[Supplied records]

■ ■ ■ ■ ■ ■ ■

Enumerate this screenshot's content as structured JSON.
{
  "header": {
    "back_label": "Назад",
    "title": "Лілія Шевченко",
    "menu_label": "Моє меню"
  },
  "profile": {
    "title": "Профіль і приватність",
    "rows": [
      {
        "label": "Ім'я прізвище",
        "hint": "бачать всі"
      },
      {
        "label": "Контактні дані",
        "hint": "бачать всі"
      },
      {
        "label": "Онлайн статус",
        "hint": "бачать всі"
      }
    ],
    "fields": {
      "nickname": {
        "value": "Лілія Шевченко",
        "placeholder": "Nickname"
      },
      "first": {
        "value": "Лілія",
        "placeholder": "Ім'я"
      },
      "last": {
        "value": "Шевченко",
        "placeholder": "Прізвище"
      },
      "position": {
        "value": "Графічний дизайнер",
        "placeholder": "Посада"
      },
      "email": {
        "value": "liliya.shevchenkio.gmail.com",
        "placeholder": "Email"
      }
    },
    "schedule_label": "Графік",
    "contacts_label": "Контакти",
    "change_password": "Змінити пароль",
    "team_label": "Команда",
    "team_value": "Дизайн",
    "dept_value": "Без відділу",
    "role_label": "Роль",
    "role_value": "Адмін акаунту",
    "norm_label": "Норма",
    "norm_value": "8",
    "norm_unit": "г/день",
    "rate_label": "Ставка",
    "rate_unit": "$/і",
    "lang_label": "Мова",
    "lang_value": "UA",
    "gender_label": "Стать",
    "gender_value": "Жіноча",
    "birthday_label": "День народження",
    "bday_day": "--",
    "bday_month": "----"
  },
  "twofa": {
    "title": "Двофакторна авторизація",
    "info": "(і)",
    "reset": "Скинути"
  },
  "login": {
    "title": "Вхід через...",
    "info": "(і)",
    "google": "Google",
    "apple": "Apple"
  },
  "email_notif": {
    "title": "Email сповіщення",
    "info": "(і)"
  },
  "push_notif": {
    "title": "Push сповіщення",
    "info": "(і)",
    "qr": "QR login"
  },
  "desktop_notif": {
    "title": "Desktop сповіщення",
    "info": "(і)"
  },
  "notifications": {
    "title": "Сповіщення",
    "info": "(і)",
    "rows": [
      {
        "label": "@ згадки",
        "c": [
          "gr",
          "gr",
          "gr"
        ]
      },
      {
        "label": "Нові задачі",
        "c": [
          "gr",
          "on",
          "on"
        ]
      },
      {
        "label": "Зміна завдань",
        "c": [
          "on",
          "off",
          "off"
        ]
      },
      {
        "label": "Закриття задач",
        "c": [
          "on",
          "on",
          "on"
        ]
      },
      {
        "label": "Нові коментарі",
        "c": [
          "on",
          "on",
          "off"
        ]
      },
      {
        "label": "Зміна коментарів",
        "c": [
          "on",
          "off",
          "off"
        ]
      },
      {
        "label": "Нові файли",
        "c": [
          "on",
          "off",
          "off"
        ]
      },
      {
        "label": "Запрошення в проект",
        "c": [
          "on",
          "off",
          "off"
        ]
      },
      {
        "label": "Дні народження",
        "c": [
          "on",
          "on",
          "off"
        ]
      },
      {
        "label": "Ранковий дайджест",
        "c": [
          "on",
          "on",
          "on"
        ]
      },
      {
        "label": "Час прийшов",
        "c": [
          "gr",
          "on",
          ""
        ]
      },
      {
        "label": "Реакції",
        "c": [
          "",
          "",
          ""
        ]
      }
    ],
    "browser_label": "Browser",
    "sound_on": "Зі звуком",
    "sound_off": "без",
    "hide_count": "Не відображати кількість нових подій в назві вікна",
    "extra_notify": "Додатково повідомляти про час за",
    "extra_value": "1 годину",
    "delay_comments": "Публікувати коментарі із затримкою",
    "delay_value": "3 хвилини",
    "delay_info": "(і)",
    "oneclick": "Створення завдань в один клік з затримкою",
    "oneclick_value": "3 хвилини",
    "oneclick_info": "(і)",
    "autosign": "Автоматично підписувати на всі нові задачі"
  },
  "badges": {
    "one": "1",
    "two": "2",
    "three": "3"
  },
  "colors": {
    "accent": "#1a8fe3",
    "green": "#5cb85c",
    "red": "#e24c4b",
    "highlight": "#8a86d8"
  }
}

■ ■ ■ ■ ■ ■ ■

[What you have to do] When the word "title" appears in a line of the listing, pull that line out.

[Exercise answer]
    "title": "Лілія Шевченко",
    "title": "Профіль і приватність",
    "title": "Двофакторна авторизація",
    "title": "Вхід через...",
    "title": "Email сповіщення",
    "title": "Push сповіщення",
    "title": "Desktop сповіщення",
    "title": "Сповіщення",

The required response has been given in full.